--- START ---

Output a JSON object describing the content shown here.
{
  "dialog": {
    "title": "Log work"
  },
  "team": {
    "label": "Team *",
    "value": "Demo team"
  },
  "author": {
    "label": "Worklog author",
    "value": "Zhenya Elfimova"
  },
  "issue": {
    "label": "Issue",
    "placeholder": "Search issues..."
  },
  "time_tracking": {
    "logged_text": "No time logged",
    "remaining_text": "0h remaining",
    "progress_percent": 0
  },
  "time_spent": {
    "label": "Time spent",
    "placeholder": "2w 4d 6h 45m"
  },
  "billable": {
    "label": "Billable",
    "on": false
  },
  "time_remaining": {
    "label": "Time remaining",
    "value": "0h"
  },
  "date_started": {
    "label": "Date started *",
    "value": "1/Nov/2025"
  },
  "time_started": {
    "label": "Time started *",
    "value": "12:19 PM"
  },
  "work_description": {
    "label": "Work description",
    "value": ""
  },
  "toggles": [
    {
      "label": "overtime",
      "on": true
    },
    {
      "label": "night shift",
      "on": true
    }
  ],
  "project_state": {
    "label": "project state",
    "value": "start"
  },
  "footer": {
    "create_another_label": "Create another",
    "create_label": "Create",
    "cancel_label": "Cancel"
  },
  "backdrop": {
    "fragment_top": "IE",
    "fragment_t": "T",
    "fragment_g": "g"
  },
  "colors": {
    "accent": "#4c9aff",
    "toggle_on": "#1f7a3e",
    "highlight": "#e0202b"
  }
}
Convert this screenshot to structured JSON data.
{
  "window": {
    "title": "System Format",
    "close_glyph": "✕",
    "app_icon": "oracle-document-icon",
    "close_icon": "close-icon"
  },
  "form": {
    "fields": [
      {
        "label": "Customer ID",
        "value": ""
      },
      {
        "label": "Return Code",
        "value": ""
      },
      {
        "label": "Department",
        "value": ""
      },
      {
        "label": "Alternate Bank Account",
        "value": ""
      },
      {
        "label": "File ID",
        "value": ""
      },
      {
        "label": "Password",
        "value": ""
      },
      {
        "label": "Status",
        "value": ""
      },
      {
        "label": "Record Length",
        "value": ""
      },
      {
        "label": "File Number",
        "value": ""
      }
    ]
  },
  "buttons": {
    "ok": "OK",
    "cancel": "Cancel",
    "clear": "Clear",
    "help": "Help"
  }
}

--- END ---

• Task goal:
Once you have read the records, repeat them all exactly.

• Solution:
Output a JSON object describing the content shown here.
{
  "dialog": {
    "title": "Log work"
  },
  "team": {
    "label": "Team *",
    "value": "Demo team"
  },
  "author": {
    "label": "Worklog author",
    "value": "Zhenya Elfimova"
  },
  "issue": {
    "label": "Issue",
    "placeholder": "Search issues..."
  },
  "time_tracking": {
    "logged_text": "No time logged",
    "remaining_text": "0h remaining",
    "progress_percent": 0
  },
  "time_spent": {
    "label": "Time spent",
    "placeholder": "2w 4d 6h 45m"
  },
  "billable": {
    "label": "Billable",
    "on": false
  },
  "time_remaining": {
    "label": "Time remaining",
    "value": "0h"
  },
  "date_started": {
    "label": "Date started *",
    "value": "1/Nov/2025"
  },
  "time_started": {
    "label": "Time started *",
    "value": "12:19 PM"
  },
  "work_description": {
    "label": "Work description",
    "value": ""
  },
  "toggles": [
    {
      "label": "overtime",
      "on": true
    },
    {
      "label": "night shift",
      "on": true
    }
  ],
  "project_state": {
    "label": "project state",
    "value": "start"
  },
  "footer": {
    "create_another_label": "Create another",
    "create_label": "Create",
    "cancel_label": "Cancel"
  },
  "backdrop": {
    "fragment_top": "IE",
    "fragment_t": "T",
    "fragment_g": "g"
  },
  "colors": {
    "accent": "#4c9aff",
    "toggle_on": "#1f7a3e",
    "highlight": "#e0202b"
  }
}
Convert this screenshot to structured JSON data.
{
  "window": {
    "title": "System Format",
    "close_glyph": "✕",
    "app_icon": "oracle-document-icon",
    "close_icon": "close-icon"
  },
  "form": {
    "fields": [
      {
        "label": "Customer ID",
        "value": ""
      },
      {
        "label": "Return Code",
        "value": ""
      },
      {
        "label": "Department",
        "value": ""
      },
      {
        "label": "Alternate Bank Account",
        "value": ""
      },
      {
        "label": "File ID",
        "value": ""
      },
      {
        "label": "Password",
        "value": ""
      },
      {
        "label": "Status",
        "value": ""
      },
      {
        "label": "Record Length",
        "value": ""
      },
      {
        "label": "File Number",
        "value": ""
      }
    ]
  },
  "buttons": {
    "ok": "OK",
    "cancel": "Cancel",
    "clear": "Clear",
    "help": "Help"
  }
}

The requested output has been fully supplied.